One other way to make use of dynamic keys in your quest for personalization is through greeting visitors with their local time zones. This means that a site visitor from Moscow will see a “Good evening!” message while someone from Virinia will see a “Good morning” message. To do this in Growmatik:

  • Navigate to the automation dashboard, locate the leads column and click on the + button.
  • Assign the condition as All Leads.
  • Edit text on the homepage or add a text element.
  • Add a new dynamic tag for Daytime.
  • Click on Save & Exit and then Create Rule.
personalize landing pages in wordpress - daytime greeting

Use geolocation to personalize your calls-to-action  

One great way to personalize landing pages in WordPress is to tweak your calls-to-actions to make them relevant to your visitors’ location. Let’s say that your main target customer segments reside in three cities or countries – then you can customize your calls-to-action based on each location: 

Find a store in Beijing

Find a store in Berlin

Find a store in Delhi

To do this in Growmatik:

  • Navigate to the automation dashboard, locate the Guests column and click on the + button.
  • Assign the condition as All guests.
  • Assign the action as Personalize and select your landing page.
  • In the Webpage Personalizer tool, click on the call-to-action button and insert the location name by double-clicking on it and then selecting dynamic tags > location inside it.
  • Click on Save & Exit and then Create Rule.
personalize landing pages in wordpress - geoclocational call to action

Insert mobile-specific calls-to-action for mobile users

Before indexing your desktop site, Google first looks at your mobile site to decide on ranking. In other words, digital mobile channels are of utmost importance. To leverage this knowledge, place mobile-exclusive products onto your landing page to increase the changes of converting your visitor into a paying customer. For instance, this could be a “call now” or “message on WhatsApp” button.

personalize landing pages in wordpress - calls to action mobile users

To do this in Growmatik:

  • Navigate to the automation dashboard, locate the Guests column and click on the + button.
  • Assign the condition as Device and select Mobile.
  • Assign the action as Personalize and select your landing page.
  • In the Webpage Personalizer tool, insert a related Button to your top menu. 
  • Click on Save & Exit and then Create Rule.

Wrapping up

Personalization is a magic wand that can be implemented on any marketing channel or campaign. Visitors will feel privileged and important if they are treated specially through seeing content that is relevant to what they are looking for. In turn, this increases the likelihood that they will be converted into paying customers – or that you can retain them as loyal customers.

To do this, it’s important to pinpoint the most crucial target segments and then to research how best to personalize the experience of visitors in this segment.
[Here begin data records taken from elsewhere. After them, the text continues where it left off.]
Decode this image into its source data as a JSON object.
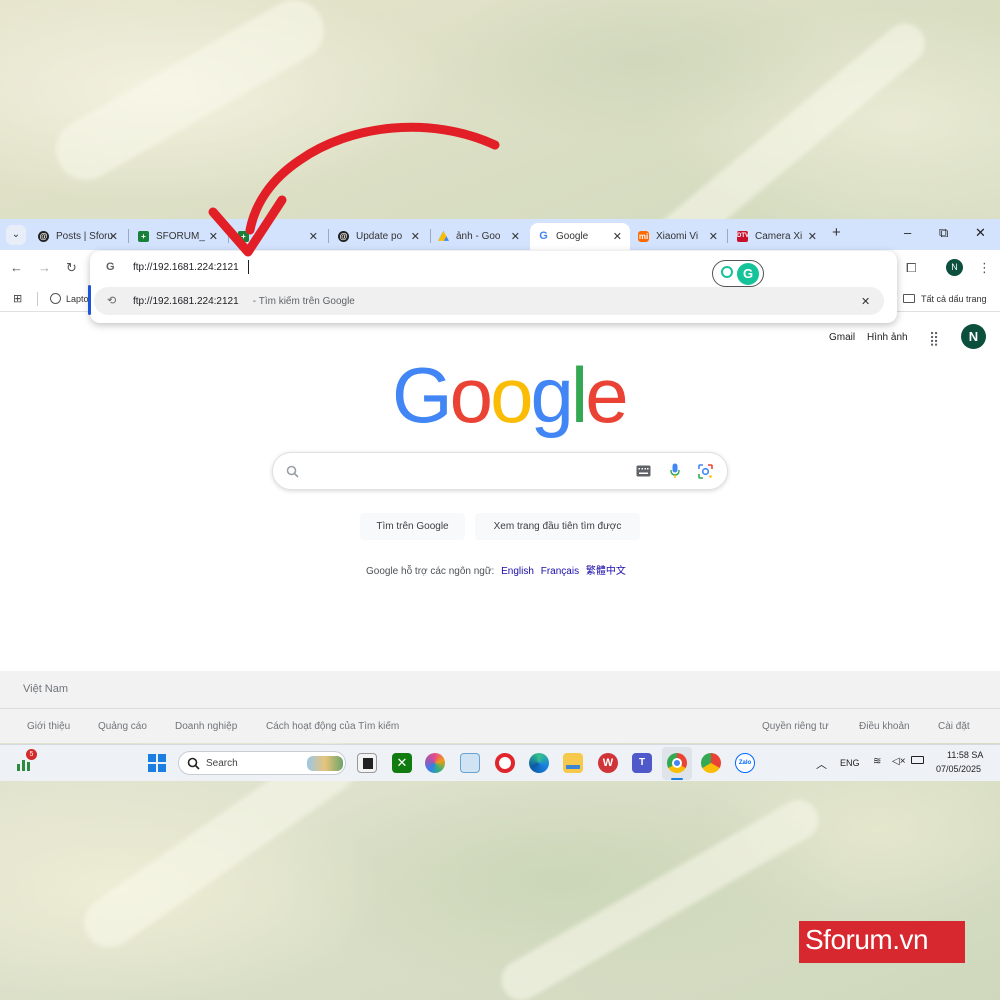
{
  "browser": {
    "tabs": [
      {
        "title": "Posts | Sforum",
        "favicon": "threads-icon"
      },
      {
        "title": "SFORUM_",
        "favicon": "sheets-icon"
      },
      {
        "title": "",
        "favicon": "sheets-icon"
      },
      {
        "title": "Update po",
        "favicon": "threads-icon"
      },
      {
        "title": "ảnh - Goo",
        "favicon": "drive-icon"
      },
      {
        "title": "Google",
        "favicon": "google-icon",
        "active": true
      },
      {
        "title": "Xiaomi Vi",
        "favicon": "mi-icon"
      },
      {
        "title": "Camera Xi",
        "favicon": "dtv-icon"
      }
    ],
    "new_tab_symbol": "+",
    "window_controls": {
      "minimize": "–",
      "restore": "⧉",
      "close": "✕"
    },
    "profile_initial": "N"
  },
  "omnibox": {
    "value": "ftp://192.1681.224:2121",
    "suggestion_url": "ftp://192.1681.224:2121",
    "suggestion_suffix": " - Tìm kiếm trên Google"
  },
  "bookmarks": {
    "first_item": "Lapto",
    "all_bookmarks": "Tất cả dấu trang"
  },
  "google": {
    "header_links": {
      "gmail": "Gmail",
      "images": "Hình ảnh"
    },
    "account_initial": "N",
    "logo_letters": [
      "G",
      "o",
      "o",
      "g",
      "l",
      "e"
    ],
    "buttons": {
      "search": "Tìm trên Google",
      "lucky": "Xem trang đầu tiên tìm được"
    },
    "languages_prefix": "Google hỗ trợ các ngôn ngữ:",
    "languages": [
      "English",
      "Français",
      "繁體中文"
    ],
    "footer": {
      "country": "Việt Nam",
      "left_links": [
        "Giới thiệu",
        "Quảng cáo",
        "Doanh nghiệp",
        "Cách hoạt động của Tìm kiếm"
      ],
      "right_links": [
        "Quyền riêng tư",
        "Điều khoản",
        "Cài đặt"
      ]
    }
  },
  "taskbar": {
    "widget_badge": "5",
    "search_placeholder": "Search",
    "language": "ENG",
    "time": "11:58 SA",
    "date": "07/05/2025"
  },
  "watermark": {
    "brand": "Sforum.vn"
  },
  "colors": {
    "google_blue": "#4285f4",
    "google_red": "#ea4335",
    "google_yellow": "#fbbc05",
    "google_green": "#34a853",
    "tab_strip": "#d3e3fd",
    "arrow_red": "#e21f26"
  }
}
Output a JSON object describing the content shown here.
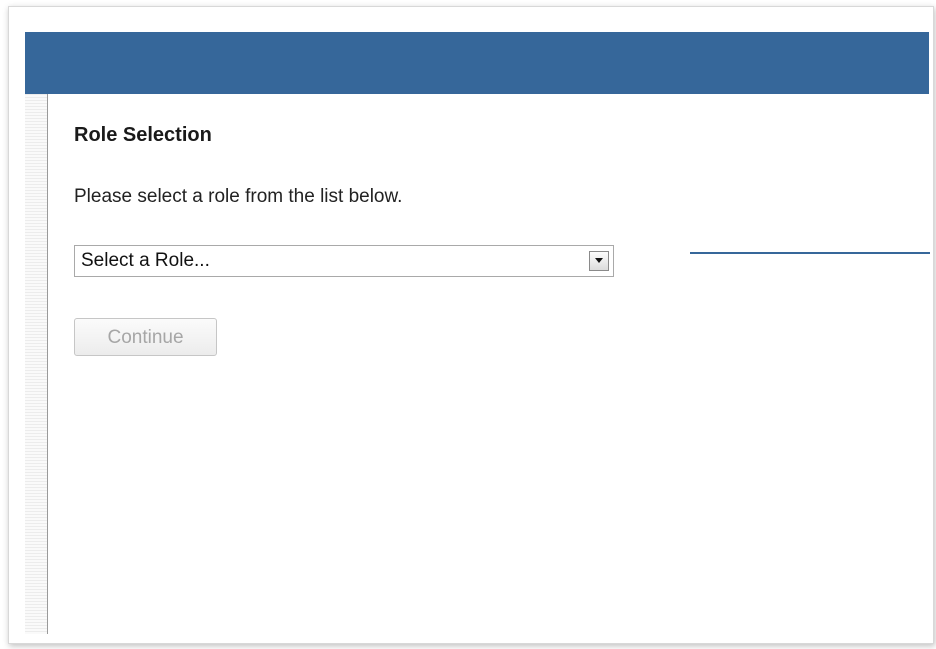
{
  "page": {
    "title": "Role Selection",
    "instructions": "Please select a role from the list below."
  },
  "role_select": {
    "selected_value": "Select a Role..."
  },
  "continue_button": {
    "label": "Continue",
    "state": "disabled"
  },
  "colors": {
    "header_bar": "#36679a",
    "callout_line": "#36679a",
    "disabled_text": "#a6a6a6"
  },
  "icons": {
    "select_arrow": "chevron-down-icon"
  }
}
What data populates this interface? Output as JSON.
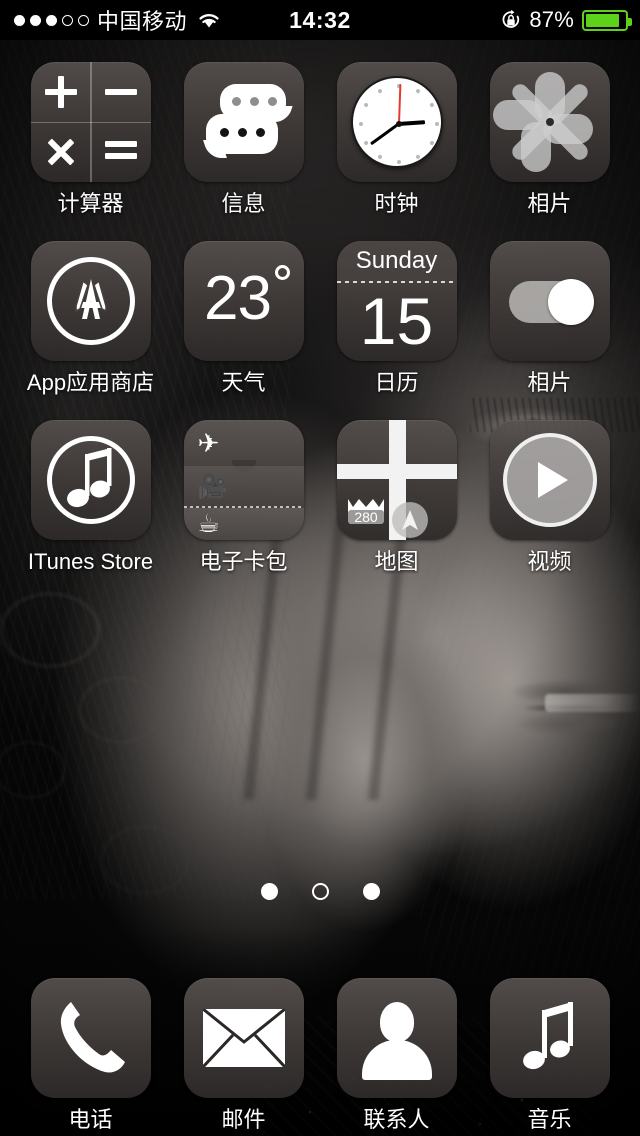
{
  "status_bar": {
    "signal_dots_filled": 3,
    "signal_dots_total": 5,
    "carrier": "中国移动",
    "wifi_icon": "wifi-icon",
    "time": "14:32",
    "rotation_lock_icon": "rotation-lock-icon",
    "battery_percent": "87%",
    "battery_level": 87,
    "battery_color": "#5ed11a"
  },
  "home_screen": {
    "rows": [
      {
        "apps": [
          {
            "label": "计算器",
            "icon": "calculator-icon",
            "latin": false,
            "ops": {
              "plus": "+",
              "minus": "−",
              "times": "×",
              "equals": "="
            }
          },
          {
            "label": "信息",
            "icon": "messages-icon",
            "latin": false
          },
          {
            "label": "时钟",
            "icon": "clock-icon",
            "latin": false,
            "clock": {
              "hour_angle": 86,
              "minute_angle": 234,
              "second_angle": 2,
              "second_hand_color": "#e03b2c"
            }
          },
          {
            "label": "相片",
            "icon": "photos-flower-icon",
            "latin": false
          }
        ]
      },
      {
        "apps": [
          {
            "label": "App应用商店",
            "icon": "app-store-icon",
            "latin": false
          },
          {
            "label": "天气",
            "icon": "weather-icon",
            "latin": false,
            "temperature": "23"
          },
          {
            "label": "日历",
            "icon": "calendar-icon",
            "latin": false,
            "calendar": {
              "weekday": "Sunday",
              "date": "15"
            }
          },
          {
            "label": "相片",
            "icon": "toggle-switch-icon",
            "latin": false,
            "toggle_state": "on"
          }
        ]
      },
      {
        "apps": [
          {
            "label": "ITunes Store",
            "icon": "itunes-store-icon",
            "latin": true
          },
          {
            "label": "电子卡包",
            "icon": "passbook-icon",
            "latin": false,
            "cards": [
              "airplane-icon",
              "movie-camera-icon",
              "coffee-cup-icon"
            ]
          },
          {
            "label": "地图",
            "icon": "maps-icon",
            "latin": false,
            "highway_shield": "280"
          },
          {
            "label": "视频",
            "icon": "videos-icon",
            "latin": false
          }
        ]
      }
    ]
  },
  "page_dots": {
    "count": 3,
    "styles": [
      "filled",
      "hollow",
      "filled"
    ]
  },
  "dock": {
    "apps": [
      {
        "label": "电话",
        "icon": "phone-icon"
      },
      {
        "label": "邮件",
        "icon": "mail-envelope-icon"
      },
      {
        "label": "联系人",
        "icon": "contacts-person-icon"
      },
      {
        "label": "音乐",
        "icon": "music-note-icon"
      }
    ]
  },
  "colors": {
    "icon_tint": "#56504e",
    "label_text": "#ffffff",
    "battery_green": "#5ed11a",
    "clock_second_hand": "#e03b2c"
  }
}
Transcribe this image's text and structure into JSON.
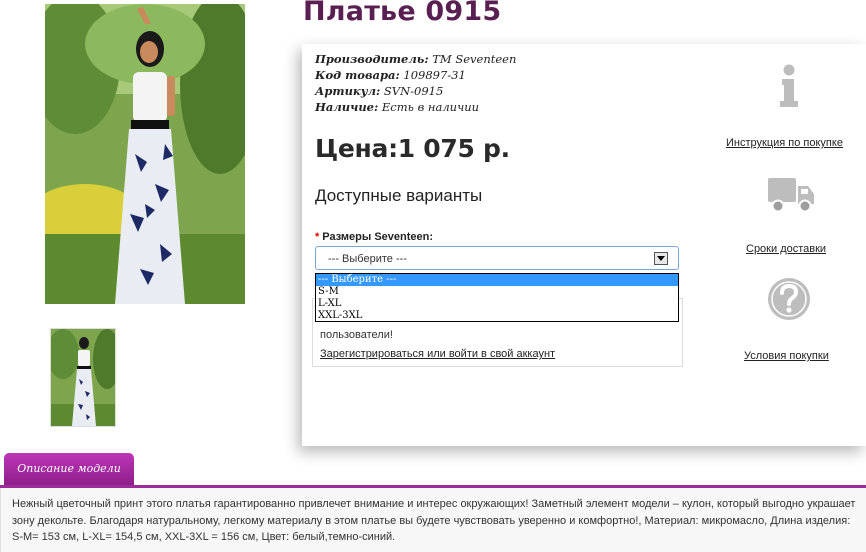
{
  "product": {
    "title": "Платье 0915",
    "manufacturer_label": "Производитель:",
    "manufacturer": "TM Seventeen",
    "code_label": "Код товара:",
    "code": "109897-31",
    "article_label": "Артикул:",
    "article": "SVN-0915",
    "availability_label": "Наличие:",
    "availability": "Есть в наличии",
    "price": "Цена:1 075 р."
  },
  "variants": {
    "title": "Доступные варианты",
    "required_mark": "*",
    "size_label": "Размеры Seventeen:",
    "selected": "--- Выберите ---",
    "options": [
      "--- Выберите ---",
      "S-M",
      "L-XL",
      "XXL-3XL"
    ],
    "highlighted_index": 0
  },
  "notice": {
    "text": "пользователи!",
    "link": "Зарегистрироваться или войти в свой аккаунт"
  },
  "side": {
    "instruction": "Инструкция по покупке",
    "delivery": "Сроки доставки",
    "terms": "Условия покупки"
  },
  "description": {
    "tab_label": "Описание модели",
    "text": "Нежный цветочный принт этого платья гарантированно привлечет внимание и интерес окружающих! Заметный элемент модели – кулон, который выгодно украшает зону декольте. Благодаря натуральному, легкому материалу в этом платье вы будете чувствовать уверенно и комфортно!, Материал: микромасло, Длина изделия: S-M= 153 см, L-XL= 154,5 см, XXL-3XL = 156 см, Цвет: белый,темно-синий."
  },
  "colors": {
    "title": "#5a1f52",
    "tab": "#9e2a9b",
    "select_border": "#7aa6d6",
    "highlight": "#3399ff",
    "required": "#e00000"
  },
  "icons": [
    "info-icon",
    "truck-icon",
    "question-icon",
    "dropdown-arrow-icon"
  ]
}
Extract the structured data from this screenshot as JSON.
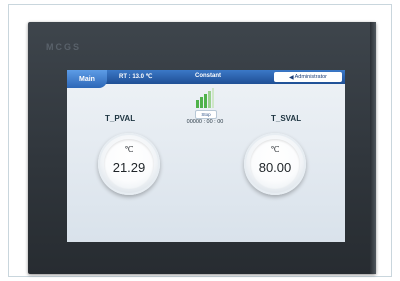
{
  "device": {
    "brand": "MCGS"
  },
  "header": {
    "tab_main": "Main",
    "rt_text": "RT :  13.0  ℃",
    "mode": "Constant",
    "user": "Administrator"
  },
  "status": {
    "state": "Stop",
    "timer": "00000 : 00 : 00"
  },
  "pv": {
    "label": "T_PVAL",
    "unit": "℃",
    "value": "21.29"
  },
  "sv": {
    "label": "T_SVAL",
    "unit": "℃",
    "value": "80.00"
  },
  "colors": {
    "header_blue": "#2b5fa8",
    "signal_green": "#4fb24a",
    "bezel": "#363c42"
  },
  "icons": {
    "status": "signal-bars-icon",
    "user_arrow": "arrow-left-icon"
  }
}
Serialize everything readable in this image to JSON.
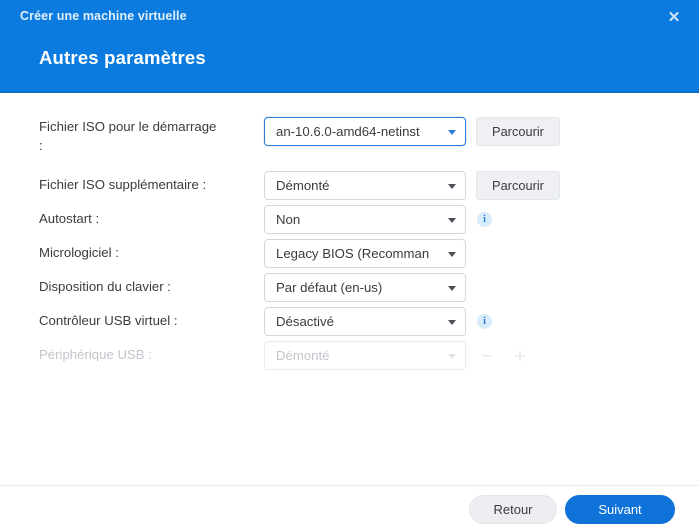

Before making permanent changes to all your channels, you can first test your ideas out via A/B testing in some ads and/or landing pages and make notes of how well they do.